[Start of Attachment]

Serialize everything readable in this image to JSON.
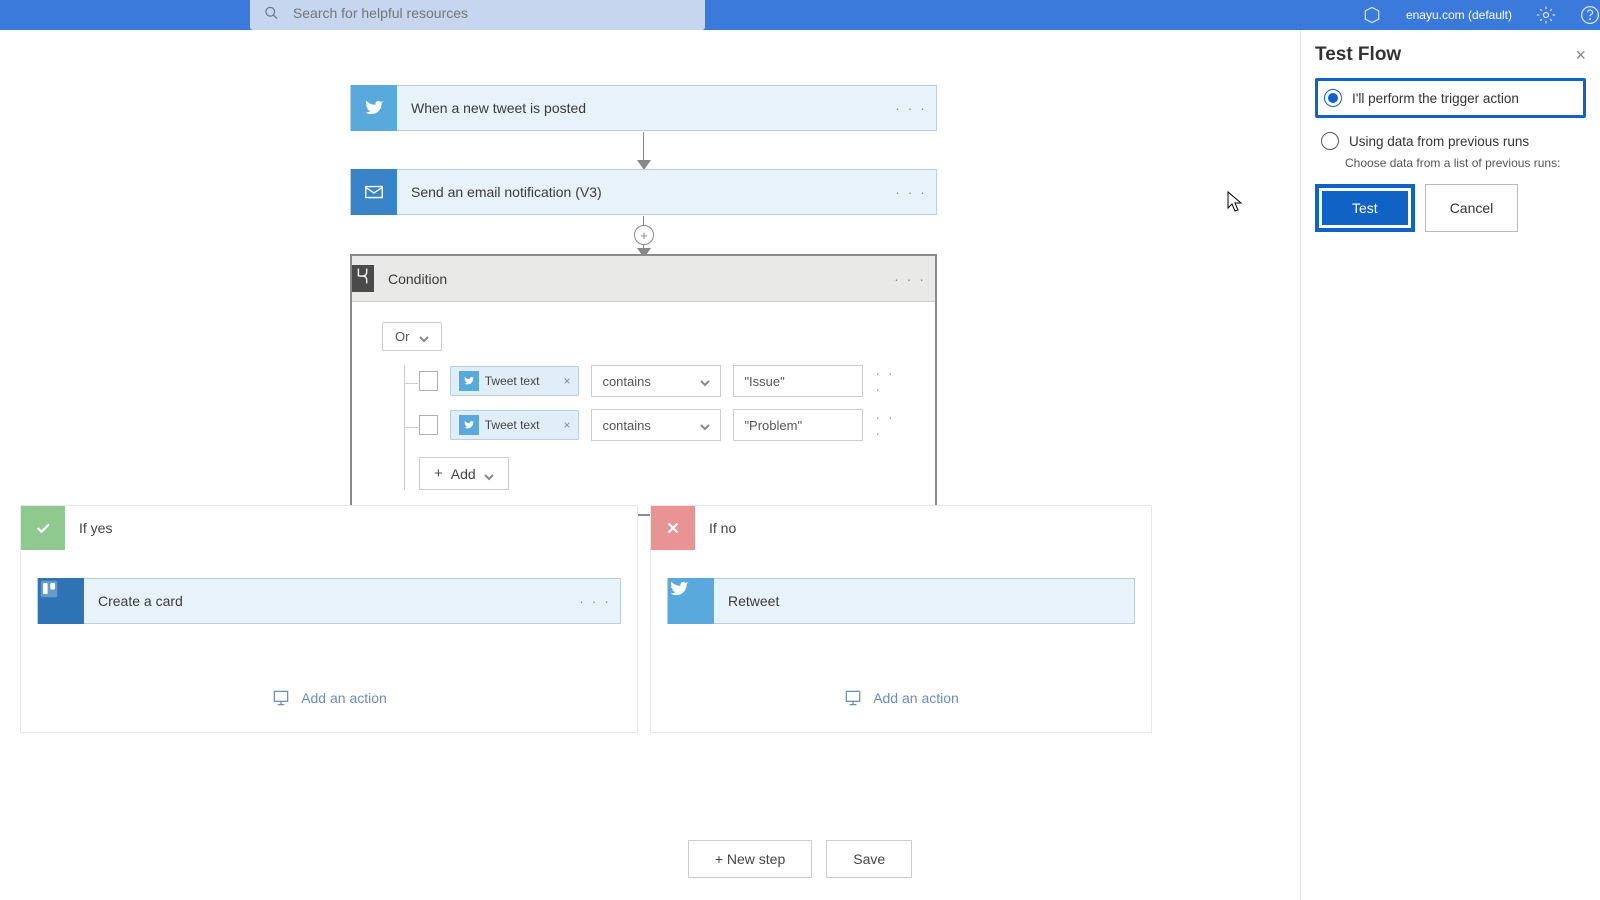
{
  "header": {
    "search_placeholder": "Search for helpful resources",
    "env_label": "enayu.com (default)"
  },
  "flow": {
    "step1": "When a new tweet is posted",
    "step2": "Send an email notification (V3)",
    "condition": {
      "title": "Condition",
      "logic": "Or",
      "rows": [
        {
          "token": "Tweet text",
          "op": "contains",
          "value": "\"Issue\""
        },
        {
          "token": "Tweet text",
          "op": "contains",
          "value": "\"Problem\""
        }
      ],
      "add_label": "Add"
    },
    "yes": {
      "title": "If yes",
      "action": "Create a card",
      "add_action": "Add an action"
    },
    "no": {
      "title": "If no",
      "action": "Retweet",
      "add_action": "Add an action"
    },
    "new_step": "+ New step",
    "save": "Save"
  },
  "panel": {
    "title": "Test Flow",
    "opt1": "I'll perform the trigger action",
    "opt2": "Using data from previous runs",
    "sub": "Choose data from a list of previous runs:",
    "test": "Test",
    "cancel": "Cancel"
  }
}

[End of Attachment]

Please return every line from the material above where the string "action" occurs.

→ EXPECTED OUTPUT:
      "action": "Create a card",
      "add_action": "Add an action"
      "action": "Retweet",
      "add_action": "Add an action"
    "opt1": "I'll perform the trigger action",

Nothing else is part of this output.